• [WORK ITEM]: List every line in this data where the string "column" occurs.
○ ○ ○ ○ ○
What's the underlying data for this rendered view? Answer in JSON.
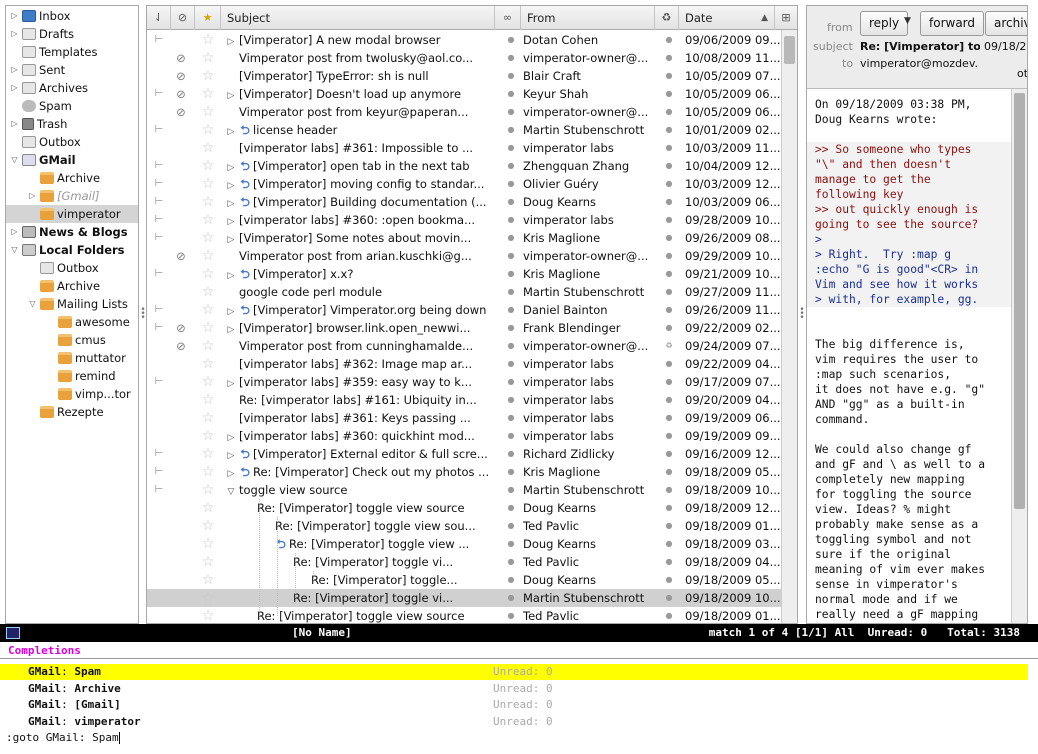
{
  "folders": [
    {
      "label": "Inbox",
      "indent": 0,
      "twisty": "right",
      "icon": "inbox-icon",
      "style": ""
    },
    {
      "label": "Drafts",
      "indent": 0,
      "twisty": "right",
      "icon": "drafts-icon",
      "style": ""
    },
    {
      "label": "Templates",
      "indent": 0,
      "twisty": "",
      "icon": "templates-icon",
      "style": ""
    },
    {
      "label": "Sent",
      "indent": 0,
      "twisty": "right",
      "icon": "sent-icon",
      "style": ""
    },
    {
      "label": "Archives",
      "indent": 0,
      "twisty": "right",
      "icon": "archives-icon",
      "style": ""
    },
    {
      "label": "Spam",
      "indent": 0,
      "twisty": "",
      "icon": "spam-icon",
      "style": ""
    },
    {
      "label": "Trash",
      "indent": 0,
      "twisty": "right",
      "icon": "trash-icon",
      "style": ""
    },
    {
      "label": "Outbox",
      "indent": 0,
      "twisty": "",
      "icon": "outbox-icon",
      "style": ""
    },
    {
      "label": "GMail",
      "indent": 0,
      "twisty": "down",
      "icon": "account-icon",
      "style": "bold"
    },
    {
      "label": "Archive",
      "indent": 1,
      "twisty": "",
      "icon": "folder-icon",
      "style": ""
    },
    {
      "label": "[Gmail]",
      "indent": 1,
      "twisty": "right",
      "icon": "folder-icon",
      "style": "dim"
    },
    {
      "label": "vimperator",
      "indent": 1,
      "twisty": "",
      "icon": "folder-icon",
      "style": "",
      "selected": true
    },
    {
      "label": "News & Blogs",
      "indent": 0,
      "twisty": "right",
      "icon": "news-icon",
      "style": "bold"
    },
    {
      "label": "Local Folders",
      "indent": 0,
      "twisty": "down",
      "icon": "local-folders-icon",
      "style": "bold"
    },
    {
      "label": "Outbox",
      "indent": 1,
      "twisty": "",
      "icon": "outbox-icon",
      "style": ""
    },
    {
      "label": "Archive",
      "indent": 1,
      "twisty": "",
      "icon": "folder-icon",
      "style": ""
    },
    {
      "label": "Mailing Lists",
      "indent": 1,
      "twisty": "down",
      "icon": "folder-icon",
      "style": ""
    },
    {
      "label": "awesome",
      "indent": 2,
      "twisty": "",
      "icon": "folder-icon",
      "style": ""
    },
    {
      "label": "cmus",
      "indent": 2,
      "twisty": "",
      "icon": "folder-icon",
      "style": ""
    },
    {
      "label": "muttator",
      "indent": 2,
      "twisty": "",
      "icon": "folder-icon",
      "style": ""
    },
    {
      "label": "remind",
      "indent": 2,
      "twisty": "",
      "icon": "folder-icon",
      "style": ""
    },
    {
      "label": "vimp...tor",
      "indent": 2,
      "twisty": "",
      "icon": "folder-icon",
      "style": ""
    },
    {
      "label": "Rezepte",
      "indent": 1,
      "twisty": "",
      "icon": "folder-icon",
      "style": ""
    }
  ],
  "list_header": {
    "thread_icon": "thread-column-icon",
    "attachment_icon": "attachment-column-icon",
    "star_icon": "star-column-icon",
    "subject": "Subject",
    "read_icon": "read-status-column-icon",
    "from": "From",
    "junk_icon": "junk-column-icon",
    "date": "Date",
    "sort_icon": "sort-ascending-icon",
    "picker_icon": "column-picker-icon"
  },
  "messages": [
    {
      "thread": true,
      "att": false,
      "twisty": "right",
      "replied": false,
      "level": 0,
      "subject": "[Vimperator] A new modal browser",
      "from": "Dotan Cohen",
      "date": "09/06/2009 09..."
    },
    {
      "thread": false,
      "att": true,
      "twisty": "",
      "replied": false,
      "level": 0,
      "subject": "Vimperator post from twolusky@aol.co...",
      "from": "vimperator-owner@...",
      "date": "10/08/2009 11..."
    },
    {
      "thread": false,
      "att": true,
      "twisty": "",
      "replied": false,
      "level": 0,
      "subject": "[Vimperator] TypeError: sh is null",
      "from": "Blair Craft",
      "date": "10/05/2009 07..."
    },
    {
      "thread": true,
      "att": true,
      "twisty": "right",
      "replied": false,
      "level": 0,
      "subject": "[Vimperator] Doesn't load up anymore",
      "from": "Keyur Shah",
      "date": "10/05/2009 06..."
    },
    {
      "thread": false,
      "att": true,
      "twisty": "",
      "replied": false,
      "level": 0,
      "subject": "Vimperator post from keyur@paperan...",
      "from": "vimperator-owner@...",
      "date": "10/05/2009 06..."
    },
    {
      "thread": true,
      "att": false,
      "twisty": "right",
      "replied": true,
      "level": 0,
      "subject": "license header",
      "from": "Martin Stubenschrott",
      "date": "10/01/2009 02..."
    },
    {
      "thread": false,
      "att": false,
      "twisty": "",
      "replied": false,
      "level": 0,
      "subject": "[vimperator labs] #361: Impossible to ...",
      "from": "vimperator labs",
      "date": "10/03/2009 11..."
    },
    {
      "thread": true,
      "att": false,
      "twisty": "right",
      "replied": true,
      "level": 0,
      "subject": "[Vimperator] open tab in the next tab",
      "from": "Zhengquan Zhang",
      "date": "10/04/2009 12..."
    },
    {
      "thread": true,
      "att": false,
      "twisty": "right",
      "replied": true,
      "level": 0,
      "subject": "[Vimperator] moving config to standar...",
      "from": "Olivier Guéry",
      "date": "10/03/2009 12..."
    },
    {
      "thread": true,
      "att": false,
      "twisty": "right",
      "replied": true,
      "level": 0,
      "subject": "[Vimperator] Building documentation (...",
      "from": "Doug Kearns",
      "date": "10/03/2009 06..."
    },
    {
      "thread": true,
      "att": false,
      "twisty": "right",
      "replied": false,
      "level": 0,
      "subject": "[vimperator labs] #360: :open bookma...",
      "from": "vimperator labs",
      "date": "09/28/2009 10..."
    },
    {
      "thread": true,
      "att": false,
      "twisty": "right",
      "replied": false,
      "level": 0,
      "subject": "[Vimperator] Some notes about movin...",
      "from": "Kris Maglione",
      "date": "09/26/2009 08..."
    },
    {
      "thread": false,
      "att": true,
      "twisty": "",
      "replied": false,
      "level": 0,
      "subject": "Vimperator post from arian.kuschki@g...",
      "from": "vimperator-owner@...",
      "date": "09/29/2009 10..."
    },
    {
      "thread": true,
      "att": false,
      "twisty": "right",
      "replied": true,
      "level": 0,
      "subject": "[Vimperator] x.x?",
      "from": "Kris Maglione",
      "date": "09/21/2009 10..."
    },
    {
      "thread": false,
      "att": false,
      "twisty": "",
      "replied": false,
      "level": 0,
      "subject": "google code perl module",
      "from": "Martin Stubenschrott",
      "date": "09/27/2009 11..."
    },
    {
      "thread": true,
      "att": false,
      "twisty": "right",
      "replied": true,
      "level": 0,
      "subject": "[Vimperator] Vimperator.org being down",
      "from": "Daniel Bainton",
      "date": "09/26/2009 11..."
    },
    {
      "thread": true,
      "att": true,
      "twisty": "right",
      "replied": false,
      "level": 0,
      "subject": "[Vimperator] browser.link.open_newwi...",
      "from": "Frank Blendinger",
      "date": "09/22/2009 02..."
    },
    {
      "thread": false,
      "att": true,
      "twisty": "",
      "replied": false,
      "level": 0,
      "subject": "Vimperator post from cunninghamalde...",
      "from": "vimperator-owner@...",
      "date": "09/24/2009 07...",
      "junk": true
    },
    {
      "thread": false,
      "att": false,
      "twisty": "",
      "replied": false,
      "level": 0,
      "subject": "[vimperator labs] #362: Image map ar...",
      "from": "vimperator labs",
      "date": "09/22/2009 04..."
    },
    {
      "thread": true,
      "att": false,
      "twisty": "right",
      "replied": false,
      "level": 0,
      "subject": "[vimperator labs] #359: easy way to k...",
      "from": "vimperator labs",
      "date": "09/17/2009 07..."
    },
    {
      "thread": false,
      "att": false,
      "twisty": "",
      "replied": false,
      "level": 0,
      "subject": "Re: [vimperator labs] #161: Ubiquity in...",
      "from": "vimperator labs",
      "date": "09/20/2009 04..."
    },
    {
      "thread": false,
      "att": false,
      "twisty": "",
      "replied": false,
      "level": 0,
      "subject": "[vimperator labs] #361: Keys passing ...",
      "from": "vimperator labs",
      "date": "09/19/2009 06..."
    },
    {
      "thread": false,
      "att": false,
      "twisty": "right",
      "replied": false,
      "level": 0,
      "subject": "[vimperator labs] #360: quickhint mod...",
      "from": "vimperator labs",
      "date": "09/19/2009 09..."
    },
    {
      "thread": true,
      "att": false,
      "twisty": "right",
      "replied": true,
      "level": 0,
      "subject": "[Vimperator] External editor & full scre...",
      "from": "Richard Zidlicky",
      "date": "09/16/2009 12..."
    },
    {
      "thread": true,
      "att": false,
      "twisty": "right",
      "replied": true,
      "level": 0,
      "subject": "Re: [Vimperator] Check out my photos ...",
      "from": "Kris Maglione",
      "date": "09/18/2009 05..."
    },
    {
      "thread": true,
      "att": false,
      "twisty": "down",
      "replied": false,
      "level": 0,
      "subject": "toggle view source",
      "from": "Martin Stubenschrott",
      "date": "09/18/2009 10..."
    },
    {
      "thread": false,
      "att": false,
      "twisty": "",
      "replied": false,
      "level": 1,
      "subject": "Re: [Vimperator] toggle view source",
      "from": "Doug Kearns",
      "date": "09/18/2009 12..."
    },
    {
      "thread": false,
      "att": false,
      "twisty": "",
      "replied": false,
      "level": 2,
      "subject": "Re: [Vimperator] toggle view sou...",
      "from": "Ted Pavlic",
      "date": "09/18/2009 01..."
    },
    {
      "thread": false,
      "att": false,
      "twisty": "",
      "replied": true,
      "level": 2,
      "subject": "Re: [Vimperator] toggle view ...",
      "from": "Doug Kearns",
      "date": "09/18/2009 03..."
    },
    {
      "thread": false,
      "att": false,
      "twisty": "",
      "replied": false,
      "level": 3,
      "subject": "Re: [Vimperator] toggle vi...",
      "from": "Ted Pavlic",
      "date": "09/18/2009 04..."
    },
    {
      "thread": false,
      "att": false,
      "twisty": "",
      "replied": false,
      "level": 4,
      "subject": "Re: [Vimperator] toggle...",
      "from": "Doug Kearns",
      "date": "09/18/2009 05..."
    },
    {
      "thread": false,
      "att": false,
      "twisty": "",
      "replied": false,
      "level": 3,
      "subject": "Re: [Vimperator] toggle vi...",
      "from": "Martin Stubenschrott",
      "date": "09/18/2009 10...",
      "selected": true
    },
    {
      "thread": false,
      "att": false,
      "twisty": "",
      "replied": false,
      "level": 1,
      "subject": "Re: [Vimperator] toggle view source",
      "from": "Ted Pavlic",
      "date": "09/18/2009 01..."
    }
  ],
  "preview": {
    "buttons": {
      "reply": "reply",
      "forward": "forward",
      "archive": "archive"
    },
    "from_label": "from",
    "subject_label": "subject",
    "to_label": "to",
    "subject": "Re: [Vimperator] to",
    "date": "09/18/2",
    "to": "vimperator@mozdev.",
    "other": "ot",
    "body_intro": "On 09/18/2009 03:38 PM,\nDoug Kearns wrote:",
    "quote1": ">> So someone who types\n\"\\\" and then doesn't\nmanage to get the\nfollowing key\n>> out quickly enough is\ngoing to see the source?",
    "quote2": ">\n> Right.  Try :map g\n:echo \"G is good\"<CR> in\nVim and see how it works\n> with, for example, gg.",
    "body_rest": "\n\nThe big difference is,\nvim requires the user to\n:map such scenarios,\nit does not have e.g. \"g\"\nAND \"gg\" as a built-in\ncommand.\n\nWe could also change gf\nand gF and \\ as well to a\ncompletely new mapping\nfor toggling the source\nview. Ideas? % might\nprobably make sense as a\ntoggling symbol and not\nsure if the original\nmeaning of vim ever makes\nsense in vimperator's\nnormal mode and if we\nreally need a gF mapping"
  },
  "statusline": {
    "icon": "vimperator-status-icon",
    "buffer": "[No Name]",
    "right": "match 1 of 4 [1/1] All  Unread: 0   Total: 3138"
  },
  "completions": {
    "title": "Completions",
    "items": [
      {
        "folder": "GMail",
        "sep": ": ",
        "name": "Spam",
        "unread": "Unread: 0",
        "highlight": true
      },
      {
        "folder": "GMail",
        "sep": ": ",
        "name": "Archive",
        "unread": "Unread: 0"
      },
      {
        "folder": "GMail",
        "sep": ": ",
        "name": "[Gmail]",
        "unread": "Unread: 0"
      },
      {
        "folder": "GMail",
        "sep": ": ",
        "name": "vimperator",
        "unread": "Unread: 0"
      }
    ]
  },
  "commandline": ":goto GMail: Spam"
}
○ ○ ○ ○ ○
• [SOLUTION BELOW]:
    "thread_icon": "thread-column-icon",
    "attachment_icon": "attachment-column-icon",
    "star_icon": "star-column-icon",
    "read_icon": "read-status-column-icon",
    "junk_icon": "junk-column-icon",
    "picker_icon": "column-picker-icon"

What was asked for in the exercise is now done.